Other companies who do not explicitly state end up hiring people who fake experience.

I have set an example and can continue to set or there might be more Pradeep's who have already set but why are things not changing?

Simple, because people are cozy with what and how they are doing.

If people want to improve, they would not look for examples as a vital point to improvement but would set an example.

If people dont want to improve despite there exists examples or not, they wouldn't.

Taking myself as an example: I didn't intend to become a topper in class although I had heard many stories of the laurels people get when they are toppers and I continued to be cozy.

I intended to become a better tester each day and in that journey I found James Bach and I worked hard, so I am bettering myself at a faster pace than many other traditional testers.

I am happy I was able to recover from my so called block.

Unfortunately, I dont find people wanting or putting efforts to recover because they feel no need to do it.

In a way, if it works for their business, they are doing it right but what I think they don't know is, it is too hard to sustain this coziness for the future, which they , in my opinion are not equipped to handle.

What do we should to the client - no metrics, no big reports? How the client will believe them.

If an IT services company is educated to think deep in testing, they as customers to other people they outsource would be OK and know what to expect and in turn the other people who got the outsourced project might learn, too.

A services company himself is a customer to other services company - so they are customers too and the customers will learn what to expect and what value means.

Ajay said...

Just as Pradeep wrote these:

I intended to become a better tester each day and in that journey I found James Bach and I worked hard, so I am bettering myself at a faster pace than many other traditional testers.
***** end of Pradeep's comment*****
I have found Pradeep and I'm bettering in my quest of learning continuously at a quick pace.

-Ajay
ajay184f@yahoo.com

Pradeep Soundararajan said...

@Ajay,

Thanks!

I wish I can be of more help to such people like you.

Mili said...

Hi Pradeep,

Very insightful. You have very revolutionary thoughts, and I can say that I have definitely been inspired. After meeting and working with very experienced testers, who dote on processes (but that might be because they are old-school, and find it hard to change their ways now), your article only confirms what I had started to believe in. I am all for exploratory and session based testing, as that does indeed provide more value (in my terms uncover hidden bugs in less time). But proving that the processes are not as important is incredibly difficult in a country where nearly everything works off a process (UK). Your previous article 'Educating customers on testing' has given me a few pointers on where to start :).
After a very long time, I feel excited again about my job.
Thank you.... and keep the food for thought coming!
Mili.

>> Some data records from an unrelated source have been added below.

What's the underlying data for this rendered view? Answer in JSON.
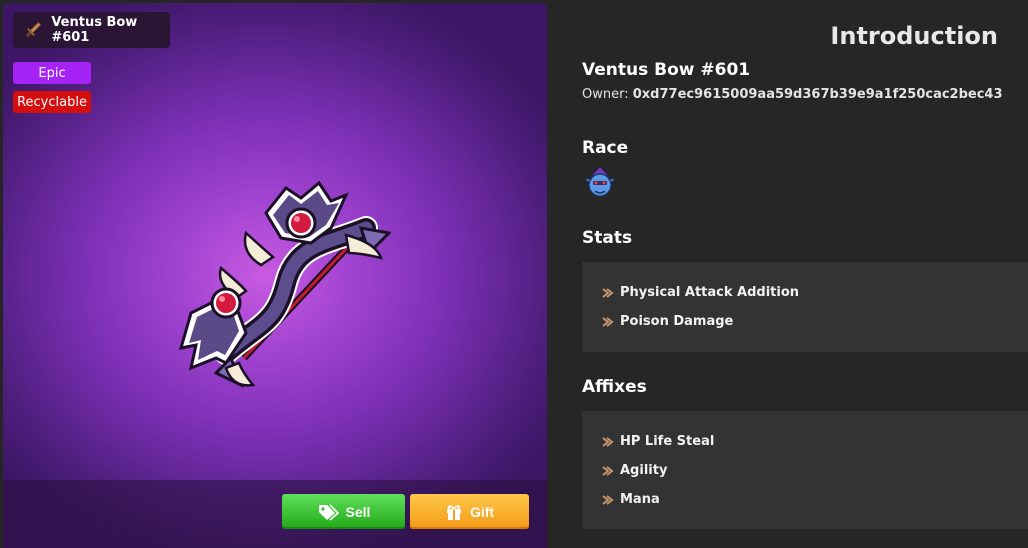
{
  "item": {
    "title": "Ventus Bow #601",
    "badges": {
      "rarity": "Epic",
      "recyclable": "Recyclable"
    }
  },
  "actions": {
    "sell_label": "Sell",
    "gift_label": "Gift"
  },
  "intro": {
    "heading": "Introduction",
    "name": "Ventus Bow #601",
    "owner_label": "Owner:",
    "owner_address": "0xd77ec9615009aa59d367b39e9a1f250cac2bec43"
  },
  "race": {
    "heading": "Race",
    "icon": "race-avatar-icon"
  },
  "stats": {
    "heading": "Stats",
    "items": [
      "Physical Attack Addition",
      "Poison Damage"
    ]
  },
  "affixes": {
    "heading": "Affixes",
    "items": [
      "HP Life Steal",
      "Agility",
      "Mana"
    ]
  },
  "colors": {
    "epic": "#a524f5",
    "recyclable": "#d40e0e",
    "sell": "#3cc92f",
    "gift": "#f7a928",
    "panel_bg": "#262626",
    "list_bg": "#333333"
  }
}
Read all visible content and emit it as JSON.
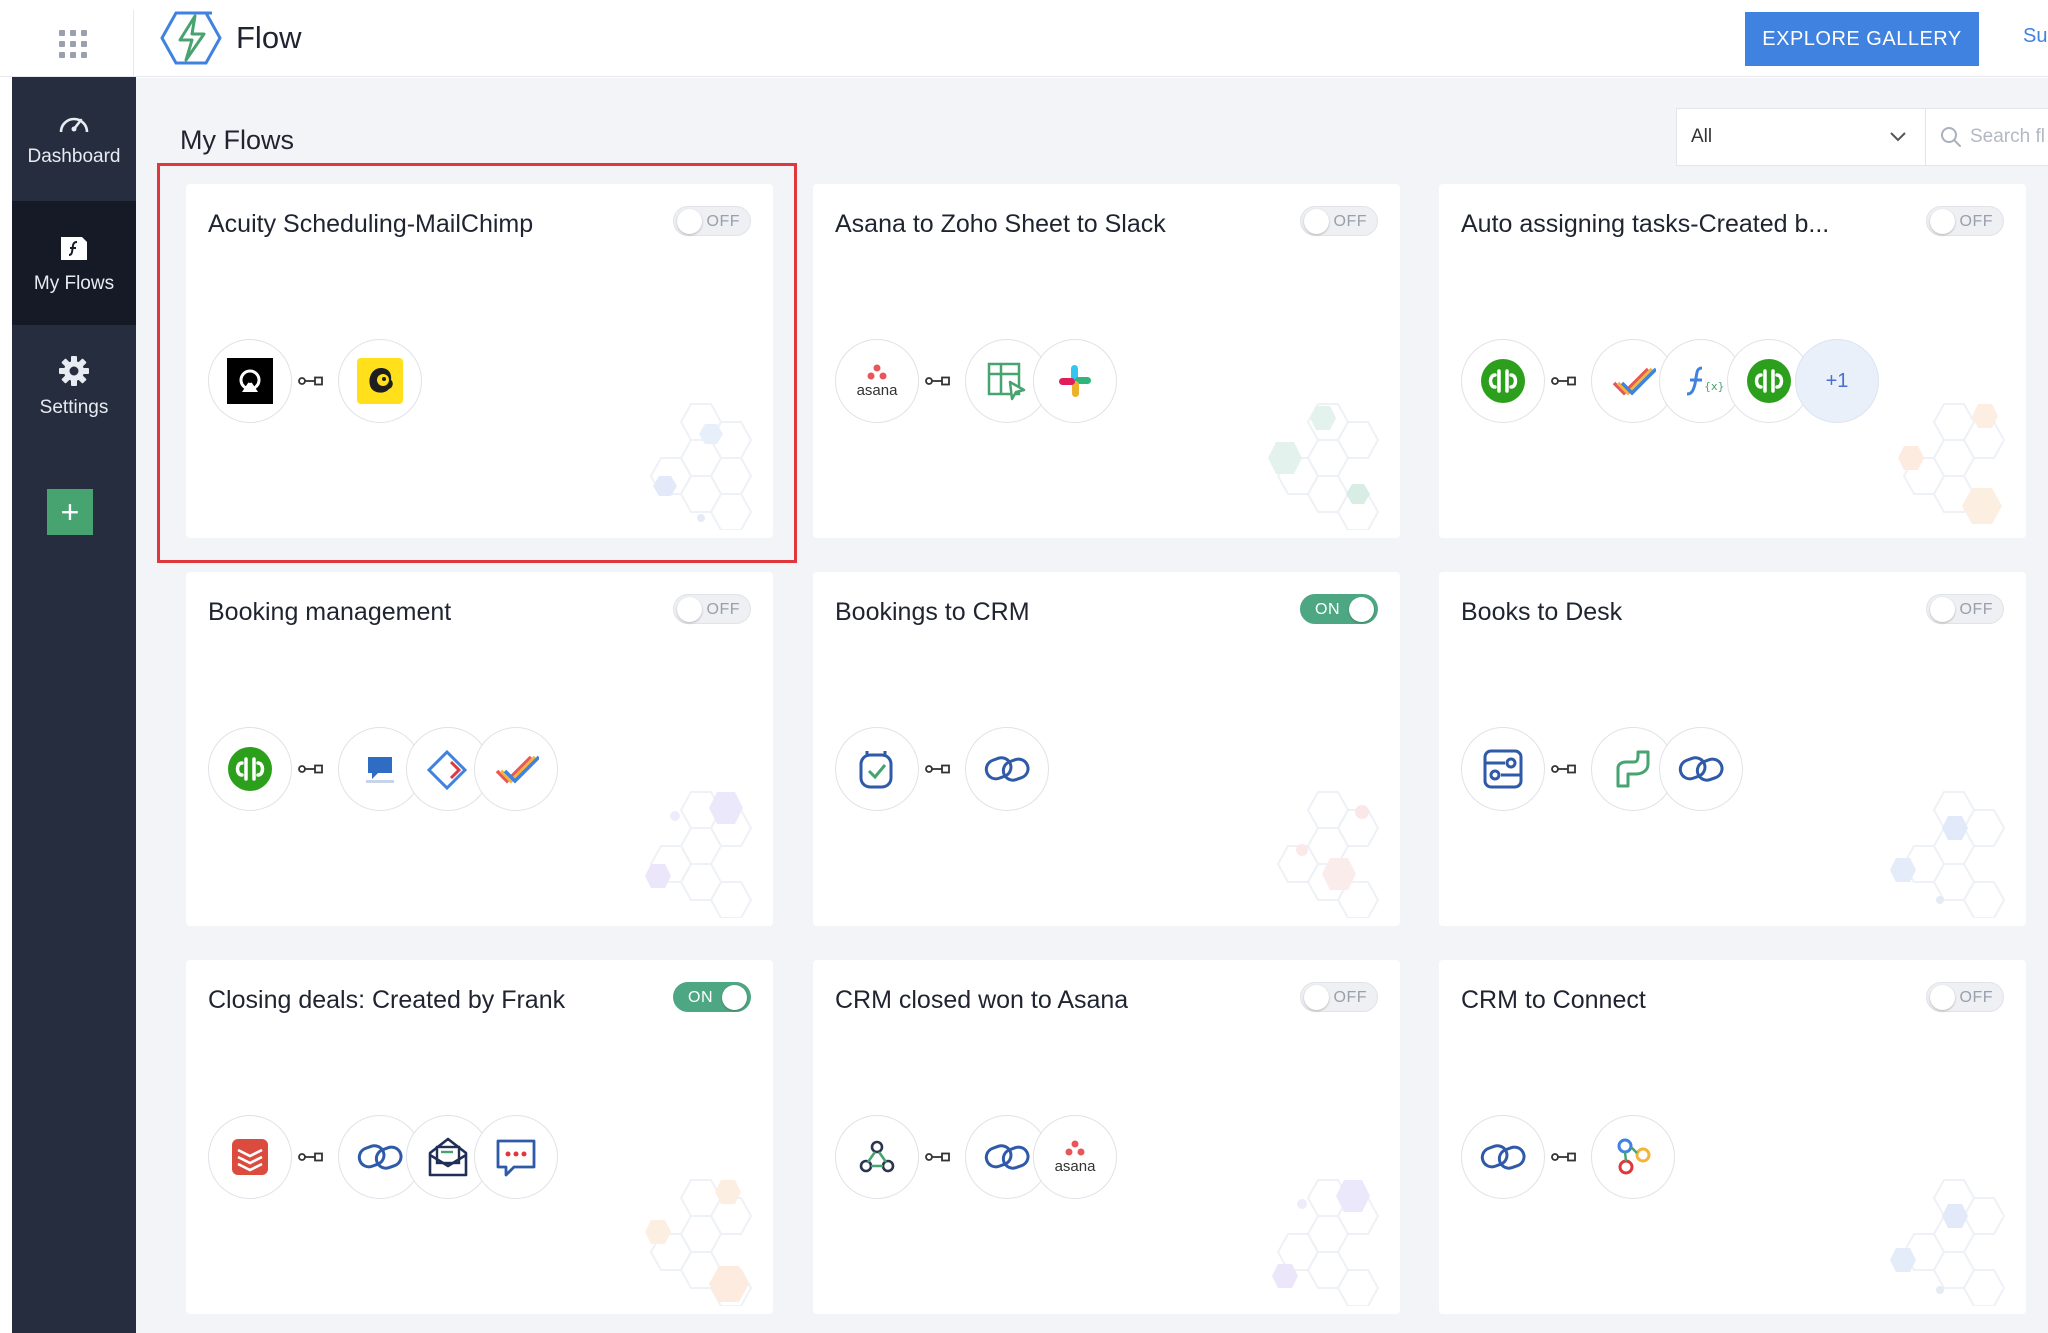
{
  "app": {
    "title": "Flow"
  },
  "header": {
    "explore_label": "EXPLORE GALLERY",
    "su_label": "Su"
  },
  "sidebar": {
    "items": [
      {
        "label": "Dashboard",
        "icon": "gauge-icon"
      },
      {
        "label": "My Flows",
        "icon": "flow-file-icon"
      },
      {
        "label": "Settings",
        "icon": "gear-icon"
      }
    ],
    "add_label": "+"
  },
  "main": {
    "title": "My Flows",
    "filter": {
      "value": "All"
    },
    "search": {
      "placeholder": "Search fl"
    }
  },
  "cards": [
    {
      "title": "Acuity Scheduling-MailChimp",
      "toggle": "OFF",
      "icons": [
        "acuity-scheduling-icon",
        "mailchimp-icon"
      ]
    },
    {
      "title": "Asana to Zoho Sheet to Slack",
      "toggle": "OFF",
      "icons": [
        "asana-icon",
        "zoho-sheet-icon",
        "slack-icon"
      ],
      "asana_text": "asana"
    },
    {
      "title": "Auto assigning tasks-Created b...",
      "toggle": "OFF",
      "icons": [
        "quickbooks-icon",
        "checkmark-icon",
        "function-icon",
        "quickbooks-icon"
      ],
      "more": "+1"
    },
    {
      "title": "Booking management",
      "toggle": "OFF",
      "icons": [
        "quickbooks-icon",
        "clicksend-icon",
        "diamond-tag-icon",
        "checkmark-icon"
      ]
    },
    {
      "title": "Bookings to CRM",
      "toggle": "ON",
      "icons": [
        "zoho-bookings-icon",
        "zoho-crm-icon"
      ]
    },
    {
      "title": "Books to Desk",
      "toggle": "OFF",
      "icons": [
        "zoho-books-icon",
        "zoho-desk-icon",
        "zoho-crm-icon"
      ]
    },
    {
      "title": "Closing deals: Created by Frank",
      "toggle": "ON",
      "icons": [
        "todoist-icon",
        "zoho-crm-icon",
        "envelope-icon",
        "chat-bubble-icon"
      ]
    },
    {
      "title": "CRM closed won to Asana",
      "toggle": "OFF",
      "icons": [
        "webhook-icon",
        "zoho-crm-icon",
        "asana-icon"
      ],
      "asana_text": "asana"
    },
    {
      "title": "CRM to Connect",
      "toggle": "OFF",
      "icons": [
        "zoho-crm-icon",
        "zoho-connect-icon"
      ]
    }
  ],
  "colors": {
    "accent": "#3f82e0",
    "sidebar": "#262d3e",
    "sidebar_active": "#151a26",
    "toggle_on": "#4ea783",
    "highlight": "#e0373c"
  }
}
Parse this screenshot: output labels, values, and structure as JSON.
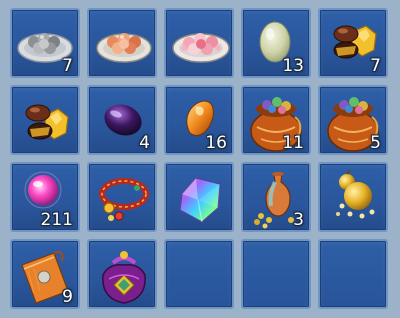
{
  "inventory": {
    "slots": [
      {
        "item": "grey-rice-balls-plate-icon",
        "qty": "7"
      },
      {
        "item": "orange-rice-balls-plate-icon",
        "qty": ""
      },
      {
        "item": "pink-rice-balls-plate-icon",
        "qty": ""
      },
      {
        "item": "jade-stone-icon",
        "qty": "13"
      },
      {
        "item": "gold-nuggets-icon",
        "qty": "7"
      },
      {
        "item": "gold-nuggets-icon",
        "qty": ""
      },
      {
        "item": "purple-gem-icon",
        "qty": "4"
      },
      {
        "item": "amber-stone-icon",
        "qty": "16"
      },
      {
        "item": "treasure-bag-icon",
        "qty": "11"
      },
      {
        "item": "treasure-bag-icon",
        "qty": "5"
      },
      {
        "item": "pink-pearl-icon",
        "qty": "211"
      },
      {
        "item": "red-bead-bracelet-icon",
        "qty": ""
      },
      {
        "item": "rainbow-crystal-icon",
        "qty": ""
      },
      {
        "item": "vase-with-coins-icon",
        "qty": "3"
      },
      {
        "item": "golden-gourd-icon",
        "qty": ""
      },
      {
        "item": "orange-silk-pouch-icon",
        "qty": "9"
      },
      {
        "item": "purple-charm-pouch-icon",
        "qty": ""
      },
      {
        "item": "",
        "qty": ""
      },
      {
        "item": "",
        "qty": ""
      },
      {
        "item": "",
        "qty": ""
      }
    ]
  }
}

Pradeep Soundararajan said...

@Mili,

Thanks for your comment. I am looking forward to more interaction with you.

After a very long time, I feel excited again about my job.
Thank you.... and keep the food for thought coming!


I shall keep it going!